When it comes to audio, your voice doesn’t need to have polished sound like you’re a guest on The Howard Stern Show. But it does need to be clear and intelligible to your audience.

When you consider the narrow frequency range and low output of speakers on phones and laptops, it becomes apparent that you need to ensure your audio is translating across all devices.

In most cases you’ve got just several second to grab people’s attention. And if your audio level is too low, is distorted, or is flat and muffled-sounding, there’s a good chance you’ll lose people that would have otherwise been interested.

Operation Rising Star winner Melissa Gomez

Traditionally, one of the most important purchases home-recording singers and songwriters made was an audio interface.

Modern music has changed, with much of the hooks and musical phrases now produced by electronic instruments in-the-box. A growing segment relies on libraries and loops; so the ability to record real instruments isn’t a necessity to them. Dedicated singers and rappers who collaborate with other musicians or a producer don’t necessarily need an interface either.

It’s substantially cheaper to merge the mic with USB technology rather than take the established professional route of plugging an XLR mic into an audio interface. It’s also easier to setup and less can go wrong with technical aspect as you won’t have to worry about channel selection, engaging phantom power, etc.

USB mics are thought of as prosumer products, so truly high-end USB mics aren’t here, at least yet. The value packed into USB mics by Blue, Audio-Technica and others is astounding. This makes USB mics the perfect choice for an aspiring singer looking to get his or her feet wet.

IK-Multimedia-Rig-Mic-StudioBest known for excellent music production software like Amplitube and SampleTank, IK Multimedia has been building their line-up of affordable audio hardware similar to Apogee’s entry-level offerings.

Like the Apogee MiC 96k, iRig Mic Studio may be small in stature but it’s a serious tool aimed at musicians on the go and podcasters.

It can’t reach sample rates of 96kHz like the Apogee, however it’s priced lower and can record 24-bit up to 48kHz. Many professional recording studios don’t use sample rates any higher than 48kHz, so this is plenty for the budding musician or podcaster recording at home. At one time 24-bit was only available in the priciest USB mics to it’s encouraging to see technology advanced to the point IK Multimedia can offer it at such a low price point.

IK Multimedia is emphasing it’s 133dB SPL rating. This means you can record anything from a whispering voice to cranked guitar amps and snare drums.

Frequency response is rated at 20Hz to 20kHz. Sound quality is good with clear slightly exaggerated top-end, which makes it good for recording vocals.

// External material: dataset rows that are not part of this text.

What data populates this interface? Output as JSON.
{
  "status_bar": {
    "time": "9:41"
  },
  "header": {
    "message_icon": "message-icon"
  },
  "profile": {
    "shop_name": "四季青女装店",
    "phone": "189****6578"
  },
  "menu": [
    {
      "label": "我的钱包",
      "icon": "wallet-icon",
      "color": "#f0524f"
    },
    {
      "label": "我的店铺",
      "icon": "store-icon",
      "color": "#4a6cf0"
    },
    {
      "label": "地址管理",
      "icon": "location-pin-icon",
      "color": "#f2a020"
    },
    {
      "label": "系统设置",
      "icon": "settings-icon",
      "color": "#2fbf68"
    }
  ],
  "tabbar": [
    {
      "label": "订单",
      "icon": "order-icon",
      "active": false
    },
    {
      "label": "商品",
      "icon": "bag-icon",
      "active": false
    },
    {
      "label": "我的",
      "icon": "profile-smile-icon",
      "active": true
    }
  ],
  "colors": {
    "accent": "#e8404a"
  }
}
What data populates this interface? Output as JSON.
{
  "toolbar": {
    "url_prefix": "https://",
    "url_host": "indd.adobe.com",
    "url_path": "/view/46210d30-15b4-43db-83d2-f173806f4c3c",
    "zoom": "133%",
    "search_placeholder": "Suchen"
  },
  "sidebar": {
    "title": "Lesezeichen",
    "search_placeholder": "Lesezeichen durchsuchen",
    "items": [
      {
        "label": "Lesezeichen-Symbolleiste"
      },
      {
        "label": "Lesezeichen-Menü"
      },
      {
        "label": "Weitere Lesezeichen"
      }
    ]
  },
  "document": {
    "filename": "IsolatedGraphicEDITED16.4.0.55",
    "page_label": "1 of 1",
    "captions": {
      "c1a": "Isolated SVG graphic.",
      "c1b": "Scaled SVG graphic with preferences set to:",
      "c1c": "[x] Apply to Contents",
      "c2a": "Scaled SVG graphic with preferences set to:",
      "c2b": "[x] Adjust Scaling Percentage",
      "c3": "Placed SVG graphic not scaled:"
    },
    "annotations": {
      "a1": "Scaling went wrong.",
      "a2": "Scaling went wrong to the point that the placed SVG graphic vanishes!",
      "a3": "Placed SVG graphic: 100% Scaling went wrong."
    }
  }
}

The mic’s design is simple and sleek. On the front there are two knobs: one for recording gain and the other for headphone monitoring volume. There is a 3.5mm/1/8” jack on the back for connecting headphones.